“We plan to engage with FEMA and wireless providers to learn how today’s Wireless Emergency Alert test performed. In addition, the radio and television providers that participated in the accompanying Emergency Alert System test will file reports with us about their experience receiving and retransmitting FEMA’s test message. As we’ve done in the past, we will analyze that data to identify any necessary EAS improvements. We also welcome feedback from the public about their experience with the test on both systems. We look forward to assessing all the information available and doing our part to continue strengthening these life-saving alerting systems.”
In its last meeting under its current charter, the FCC’s Disability Advisory Committee today approved recommendations to the FCC regarding the compatibility of real-time text (RTT) with refreshable Braille displays, the integration of RTT in telecommunications relay service (TRS) operations, metrics for Internet protocol captioned telephone service (IP CTS), and access to TRS at emergency shelters.
The emergency shelter recommendation urges the FCC to extend its June ruling to allow all TRS providers to be compensated for calls by unregistered TRS users from temporary TRS devices in emergency shelters, and for the FCC to issue an annual public notice to inform emergency shelter providers as well as TRS providers and individuals that TRS calls from emergency shelters will be reimbursable if the shelters provide telecommunications services to the general public. Continue reading
The move to 5G and the increasing availability of Internet of things (IoT) devices will bring numerous benefits — along with some challenges — to public safety operations as the country moves toward next-generation 911 (NG-911) services, speakers said today at a Telecommunications Industry Association event.
“Creating a strong, nationwide 5G infrastructure will allow public safety answering points and first responders to rely on the Internet of Things to carry out their crucial mission effectively and efficiently,” TIA Chief Executive Officer Wes Johnston said. The deployment of IoT devices will also present “new challenges” for public safety officials, he said, ranging from implementation costs to concerns about interoperability between new and existing technologies.
“In order to fully harness the potential of these emerging technologies, industry experts are going to have to work hand in hand with first responders and government officials to ensure a smooth and seamless integration of next generation technologies into the evolving existing public safety networks,” Mr. Johnston said.
There is “quite a bit of focus” in Congress on IoT issues, Rep. Susan Brooks (R., Ind.) said at the event, adding communications systems need to optimized to ensure the “incredible skills” of the nation’s first responders can be deployed effectively.
“[I]f they can’t communicate and they arrive [at a scene] and can’t find out what the game plan is, then, quite frankly, it’s an incredible waste of resources and it impedes their ability to save lives,” Rep. Brooks said. “In this incredibly … fast-paced world, it’s just so easy for us to take for granted the fact that we have these technologies, but yet we’ve got to make sure that they work.”
It is important that Congress explore how 5G “can help us save lives and enhance public safety communications,” Ms. Brooks said.

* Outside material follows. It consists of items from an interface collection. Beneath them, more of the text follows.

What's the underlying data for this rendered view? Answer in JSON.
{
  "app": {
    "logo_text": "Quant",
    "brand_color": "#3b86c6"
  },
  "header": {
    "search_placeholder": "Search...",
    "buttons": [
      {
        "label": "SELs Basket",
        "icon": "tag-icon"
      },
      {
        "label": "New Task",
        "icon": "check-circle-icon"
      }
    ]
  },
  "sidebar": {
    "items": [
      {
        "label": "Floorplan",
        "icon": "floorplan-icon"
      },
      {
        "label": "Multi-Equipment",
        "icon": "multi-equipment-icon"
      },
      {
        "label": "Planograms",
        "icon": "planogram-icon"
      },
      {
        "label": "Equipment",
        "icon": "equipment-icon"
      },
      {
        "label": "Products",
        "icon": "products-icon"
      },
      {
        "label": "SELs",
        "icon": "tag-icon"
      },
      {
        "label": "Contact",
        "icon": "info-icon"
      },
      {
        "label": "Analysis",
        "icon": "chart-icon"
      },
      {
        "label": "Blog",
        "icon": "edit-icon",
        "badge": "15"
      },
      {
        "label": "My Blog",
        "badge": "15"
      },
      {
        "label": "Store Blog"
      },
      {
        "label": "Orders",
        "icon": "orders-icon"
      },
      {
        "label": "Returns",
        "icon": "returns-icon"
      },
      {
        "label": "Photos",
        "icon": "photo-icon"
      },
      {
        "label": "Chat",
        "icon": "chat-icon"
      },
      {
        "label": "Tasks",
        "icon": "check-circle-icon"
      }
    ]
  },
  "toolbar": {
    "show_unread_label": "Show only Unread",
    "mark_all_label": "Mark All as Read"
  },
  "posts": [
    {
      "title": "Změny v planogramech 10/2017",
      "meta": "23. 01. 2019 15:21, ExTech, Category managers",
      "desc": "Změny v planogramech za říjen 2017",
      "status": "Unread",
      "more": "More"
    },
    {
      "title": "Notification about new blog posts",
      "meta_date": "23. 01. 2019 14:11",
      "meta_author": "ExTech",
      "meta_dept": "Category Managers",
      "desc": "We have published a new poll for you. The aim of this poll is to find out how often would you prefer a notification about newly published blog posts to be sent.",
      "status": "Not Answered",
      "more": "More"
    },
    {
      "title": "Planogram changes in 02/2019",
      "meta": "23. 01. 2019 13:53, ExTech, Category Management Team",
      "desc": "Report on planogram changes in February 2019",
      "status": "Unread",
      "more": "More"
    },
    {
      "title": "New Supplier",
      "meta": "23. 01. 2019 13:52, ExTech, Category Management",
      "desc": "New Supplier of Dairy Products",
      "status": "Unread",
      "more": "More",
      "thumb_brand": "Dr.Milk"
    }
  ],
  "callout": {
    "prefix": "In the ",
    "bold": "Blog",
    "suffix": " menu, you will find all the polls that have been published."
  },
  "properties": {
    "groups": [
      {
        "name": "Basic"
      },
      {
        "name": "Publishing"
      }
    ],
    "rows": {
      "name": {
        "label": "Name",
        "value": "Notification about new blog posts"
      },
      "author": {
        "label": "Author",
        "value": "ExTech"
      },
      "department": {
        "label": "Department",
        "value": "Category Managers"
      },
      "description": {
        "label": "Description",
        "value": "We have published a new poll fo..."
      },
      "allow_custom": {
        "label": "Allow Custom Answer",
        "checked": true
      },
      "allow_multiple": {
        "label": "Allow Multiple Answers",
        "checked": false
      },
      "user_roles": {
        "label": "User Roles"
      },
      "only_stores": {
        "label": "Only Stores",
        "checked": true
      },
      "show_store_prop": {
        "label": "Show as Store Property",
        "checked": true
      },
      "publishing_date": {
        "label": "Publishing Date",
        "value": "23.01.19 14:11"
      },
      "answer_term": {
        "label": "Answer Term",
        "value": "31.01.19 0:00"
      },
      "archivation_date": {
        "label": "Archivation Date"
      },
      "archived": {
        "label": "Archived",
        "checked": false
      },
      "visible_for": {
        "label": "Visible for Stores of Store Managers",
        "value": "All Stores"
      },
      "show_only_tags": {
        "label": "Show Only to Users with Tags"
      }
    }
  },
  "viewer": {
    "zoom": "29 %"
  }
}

She pointed to her state’s implementation of text-to-911 as a sign of how important new technologies can be to enhancing emergency services. Continue reading